There are 126 agents in clinical trials for Alzheimer’s disease (AD) as reported on clinicaltrials.gov (index date 1/4/2021). Of these 104 are putative disease modifying therapies (DMT), and 22 are directed at cognitive enhancement (13) or neuropsychiatric symptoms (9). Thirty-one of the agents are biologicals (e.g., monoclonal antibodies, vaccines) and 73 are small molecules. There at 28 agents in Phase 3, 74 in Phase 2, and 24 in Phase 1. Therapeutic targets represented by multiple agents in the pipeline include amyloid, tau, inflammation, synaptic plasticity, and metabolism/bioenergetics. Agents targeting neuropsychiatric symptoms include a repertoire of treatments for agitation; development programs also address apathy sleep, and psychosis.
The landscape of AD therapies is rapidly evolving. AD drug development has produced its first approved treatment in 17 years. Aducanumab (Aduhelmä) is an anti-amyloid monoclonal antibody directed at amyloid plaque and high molecular weight amyloid species. The FDA accepted amyloid lowering as indicative of an effect on the underlying pathophysiology of AD (e.g., a DMT). The approval of aducanumab using an accelerated approval mechanism based on amyloid lowering as demonstrated by amyloid PET provides both a new drug and a new pathway for drug approval. This will have profound consequences for AD drug development going forward. There are three monoclonal antibodies shown to reduce plaque amyloid that could be candidates for accelerated approval: lecanemab, donanemab, and gantenerumab. Previous drugs targeting amyloid and not shown to have a drug-placebo difference have not shown amyloid lowering.
SPATIAL TRANSCRIPTOMICS TO ANALYZE THE PATHOLOGICAL CELLULAR NICHES IN ALZHEIMER’S DISEASE
FUNCTIONAL GENETIC CLASSIFICATION OF ASSEMBLY STRUCTURES IN TAUOPATHIES

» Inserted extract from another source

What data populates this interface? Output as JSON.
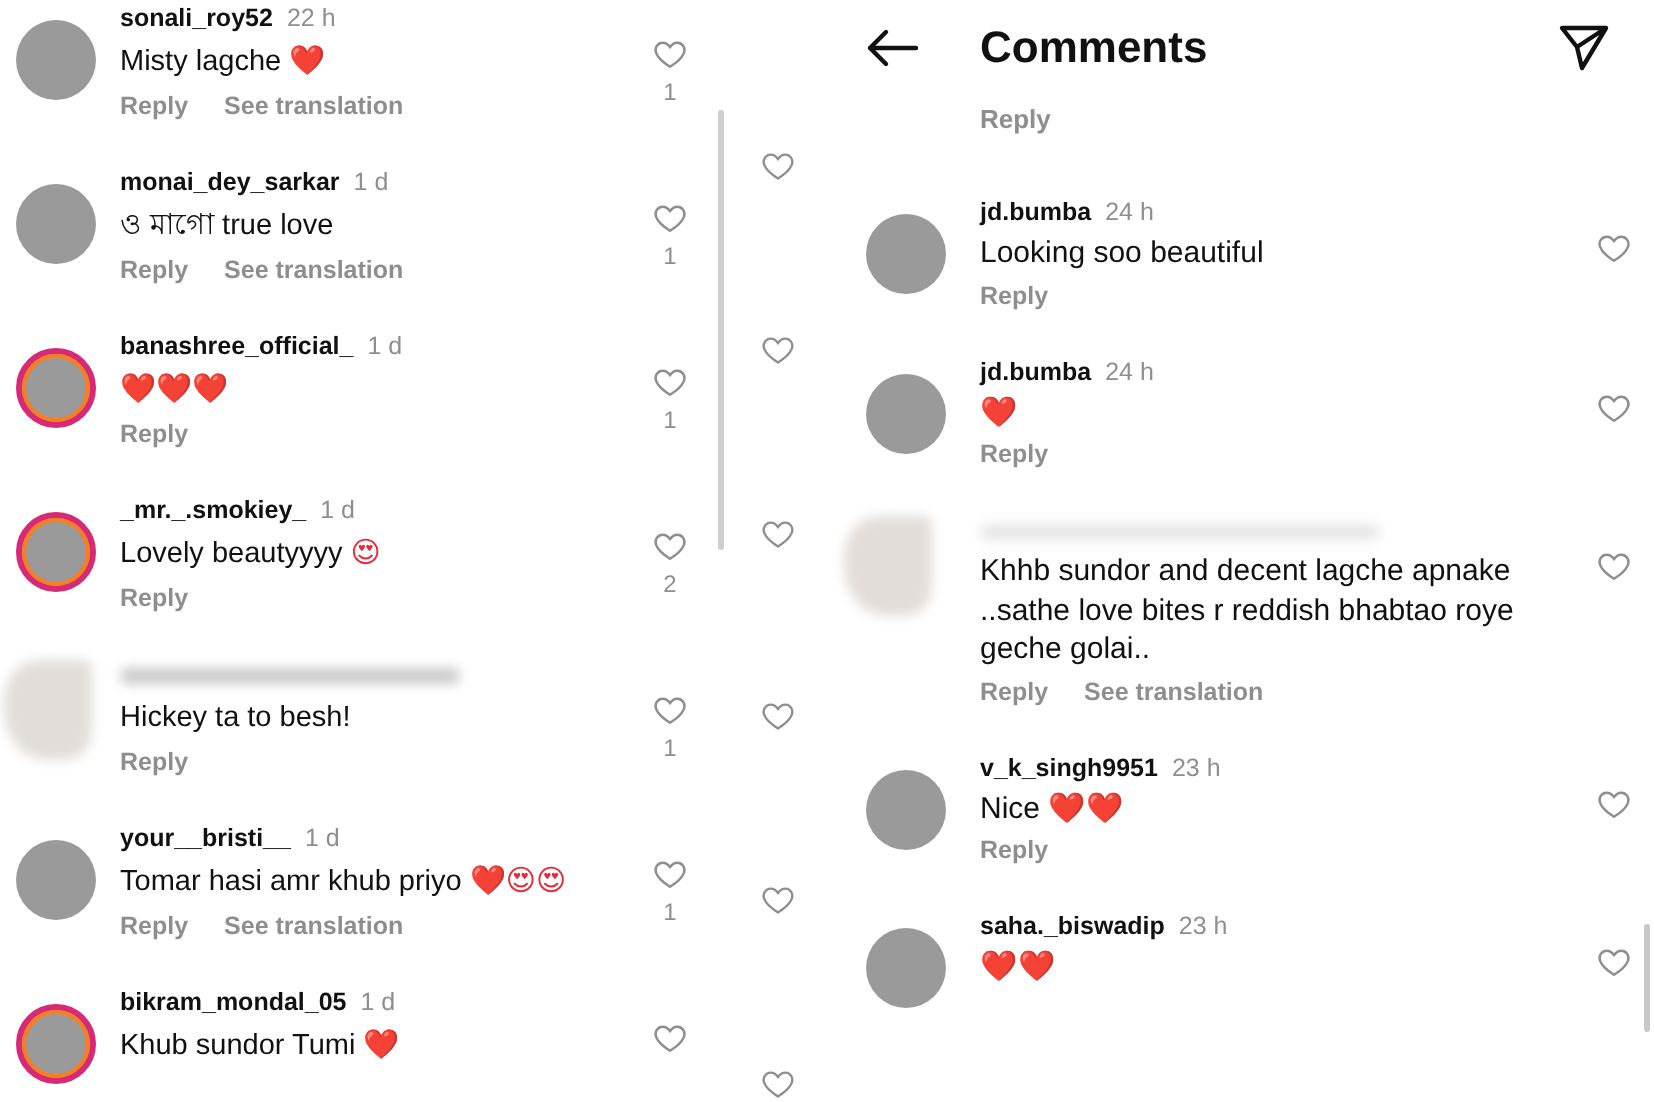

Classification of tauopathies is based on immunohistochemical analyses of brain tissue. Conformations of tau assemblies, or seeds, in tauopathy brain lysate could provide a complementary metric for standard neuropathology. Biosensor cells that express tau repeat domain fused to fluorescent proteins will propagate self-replicating tau assemblies (strains) derived from patient material. Certain strains propagate indefinitely, and produce faithfully transmissible neuropathology upon inoculation into mice. Thus tau can be reasonably considered a mammalian prion. We hypothesize that, as for PrP prions, a “ground truth” of diagnosis in tauopathy could derive from underlying tau assembly conformation, rather than patterns of neuropathology. To build a relatively unbiased classification system, we have created a library of mutants with an alanine scan through the tau repeat domain. Using biosensor cells we have probed assembly of each alanine mutant onto existing stable strains, and onto transient intracellular assemblies induced by exposure to brain lysates. The relative incorporation of alanine mutants into intracellular aggregates is dictated by artificial “species barriers” they create. We thus derive a “fingerprint” of amino acids critical to build a given tau assembly. This unbiased, functional genetic dendrogram of tau prions predicts patterns of neuropathology following inoculation into a tauopathy mouse model. For human brain extracts, this method readily distinguishes different tauopathies. It also implicates amino acids outside the amyloid core defined by cryoEM as critical for stability. In ongoing work we are testing the validity of this structure-based classification scheme.